The campaign includes individual, family and business categories, and entering takes less than two minutes with a variety of prizes. To learn more, please visit: www.whistler.ca/activetravel
Many people likely have goals related to getting more exercise, and finding time in busy schedules can be hard and sometimes even stressful. Committing to weekly “active travel” is a simple solution, and in Whistler, the options are what define the community as a unique mountain town. Stretching across 40 km, the Valley Trail is much more than a summer walking area for visitors. Snow-cleared and blissfully peaceful in winter, the Valley Trail is a free outdoor gym that connects neighbourhoods, Meadow Park Sports Centre, the Village, and many other daily destinations. For residents living in Alpine Meadows, Nicklaus North and Spruce Grove, cross country skiing to and from the Village along the Valley Trail can be a beautiful way to get around. To access the improved Valley Trail maps, including snow clearing information, visit www.whistler.ca/maps.
Concerned about making it back at the end of a busy day? More buses and service hours mean that transit is available approximately every 15 minutes, heading north and south across Whistler. Mixing walking or skiing with transit is an affordable alternative to owning and operating vehicles, especially for families managing the costs of more than one car. The Whistler Transit family travel program means that children 12 and younger travel for free with one paying adult.

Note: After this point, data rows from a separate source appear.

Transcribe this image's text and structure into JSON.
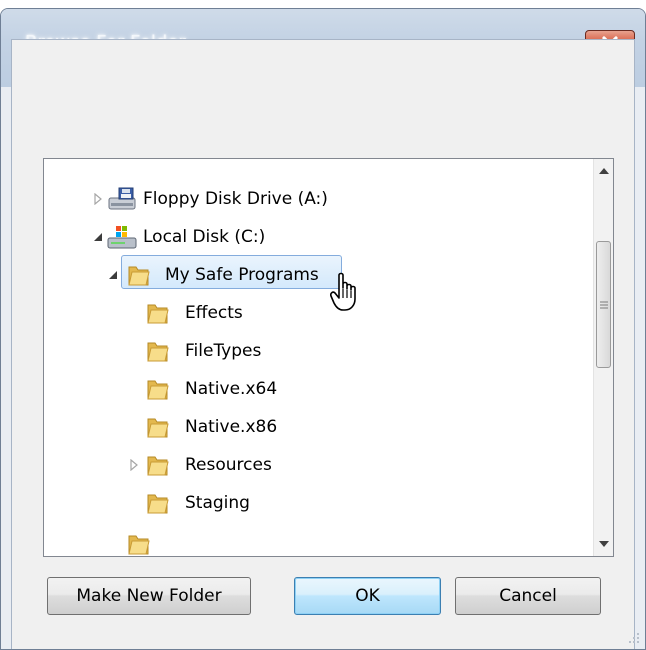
{
  "window": {
    "title": "Browse For Folder",
    "close_label": "Close"
  },
  "tree": {
    "items": [
      {
        "label": "Floppy Disk Drive (A:)",
        "icon": "floppy-drive-icon",
        "expander": "collapsed"
      },
      {
        "label": "Local Disk (C:)",
        "icon": "hard-disk-icon",
        "expander": "expanded"
      },
      {
        "label": "My Safe Programs",
        "icon": "folder-icon",
        "expander": "expanded",
        "selected": true
      },
      {
        "label": "Effects",
        "icon": "folder-icon",
        "expander": "none"
      },
      {
        "label": "FileTypes",
        "icon": "folder-icon",
        "expander": "none"
      },
      {
        "label": "Native.x64",
        "icon": "folder-icon",
        "expander": "none"
      },
      {
        "label": "Native.x86",
        "icon": "folder-icon",
        "expander": "none"
      },
      {
        "label": "Resources",
        "icon": "folder-icon",
        "expander": "collapsed"
      },
      {
        "label": "Staging",
        "icon": "folder-icon",
        "expander": "none"
      }
    ]
  },
  "buttons": {
    "make_new_folder": "Make New Folder",
    "ok": "OK",
    "cancel": "Cancel"
  },
  "colors": {
    "selection_bg": "#d4e9fc",
    "selection_border": "#84acdd",
    "close_button": "#c13a1d"
  }
}
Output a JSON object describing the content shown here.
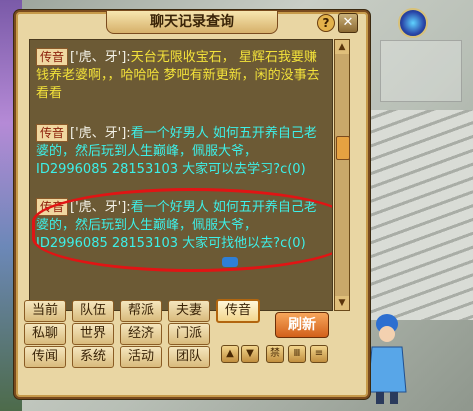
{
  "window": {
    "title": "聊天记录查询",
    "help": "?",
    "close": "✕"
  },
  "messages": [
    {
      "tag": "传音",
      "sender": "['虎、牙']:",
      "text": "天台无限收宝石，  星辉石我要赚钱养老婆啊，，哈哈哈 梦吧有新更新，闲的没事去看看",
      "color": "yellow"
    },
    {
      "tag": "传音",
      "sender": "['虎、牙']:",
      "text": "看一个好男人 如何五开养自己老婆的，然后玩到人生巅峰，佩服大爷，ID2996085 28153103 大家可以去学习?c(0)",
      "color": "cyan"
    },
    {
      "tag": "传音",
      "sender": "['虎、牙']:",
      "text": "看一个好男人 如何五开养自己老婆的，然后玩到人生巅峰，佩服大爷，ID2996085 28153103 大家可找他以去?c(0)",
      "color": "cyan"
    }
  ],
  "channels": {
    "row1": [
      "当前",
      "队伍",
      "帮派",
      "夫妻",
      "传音"
    ],
    "row2": [
      "私聊",
      "世界",
      "经济",
      "门派"
    ],
    "row3": [
      "传闻",
      "系统",
      "活动",
      "团队"
    ]
  },
  "active_channel": "传音",
  "refresh_label": "刷新",
  "tools": {
    "up": "▲",
    "down": "▼",
    "ban": "禁",
    "grid": "Ⅲ",
    "lines": "≡"
  },
  "scroll": {
    "up": "▲",
    "down": "▼"
  }
}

With increasing costs of living, and holiday bills coming in, many Whistler residents are interested in finding creative options that save money. Most people would be surprised to learn that they could uncover $10,000 by becoming a single car family. All those trips to the gas station, mechanic, and parking meter add up.
Beyond the many personal benefits associated with reduced car use, Whistler residents have consistently called for strong action on climate change. Canada’s commitment to the 2015 Paris Accord means that communities across Canada, including Whistler, must continue to explore policies that reduce greenhouse gas emissions. The RMOW’s efforts to enable car-free travel are aligned with international climate change targets, as well as many local economic targets.

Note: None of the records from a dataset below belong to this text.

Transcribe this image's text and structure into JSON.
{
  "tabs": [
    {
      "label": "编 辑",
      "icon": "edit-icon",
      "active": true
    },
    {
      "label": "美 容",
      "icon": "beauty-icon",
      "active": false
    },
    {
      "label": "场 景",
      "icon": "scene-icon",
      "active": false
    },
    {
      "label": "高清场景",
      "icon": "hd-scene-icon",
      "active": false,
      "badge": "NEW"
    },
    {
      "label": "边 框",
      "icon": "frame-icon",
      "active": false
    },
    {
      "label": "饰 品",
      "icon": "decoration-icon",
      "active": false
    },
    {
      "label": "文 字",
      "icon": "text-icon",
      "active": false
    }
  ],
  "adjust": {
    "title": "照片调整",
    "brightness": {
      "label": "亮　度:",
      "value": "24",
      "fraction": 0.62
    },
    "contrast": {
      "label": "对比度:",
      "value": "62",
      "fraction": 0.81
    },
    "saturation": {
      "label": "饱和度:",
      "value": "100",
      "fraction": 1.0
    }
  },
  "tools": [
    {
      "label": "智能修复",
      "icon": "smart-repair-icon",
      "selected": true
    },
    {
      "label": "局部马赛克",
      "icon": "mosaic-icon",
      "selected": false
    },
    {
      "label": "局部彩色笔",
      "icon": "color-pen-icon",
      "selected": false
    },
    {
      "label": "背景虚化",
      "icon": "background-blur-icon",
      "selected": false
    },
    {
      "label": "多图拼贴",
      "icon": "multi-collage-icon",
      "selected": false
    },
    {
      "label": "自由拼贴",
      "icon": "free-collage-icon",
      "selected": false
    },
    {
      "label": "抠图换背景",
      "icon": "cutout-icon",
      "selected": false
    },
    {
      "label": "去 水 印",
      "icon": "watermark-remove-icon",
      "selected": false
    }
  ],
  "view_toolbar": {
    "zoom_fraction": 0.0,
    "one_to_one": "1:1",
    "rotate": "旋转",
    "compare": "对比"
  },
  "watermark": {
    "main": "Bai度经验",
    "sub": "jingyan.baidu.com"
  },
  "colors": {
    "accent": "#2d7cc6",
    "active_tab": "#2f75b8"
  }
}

Mayor Nancy Wilhelm-Morden encourages everyone to get involved in transportation solutions. “As a mountain town, Whistler has long been concerned with the issue of climate change. There are many ways that Whistler residents and businesses can benefit from the programs being introduced, including increased staff engagement, reduced operational costs, and enhanced travel experiences that are less stressful and more enjoyable.”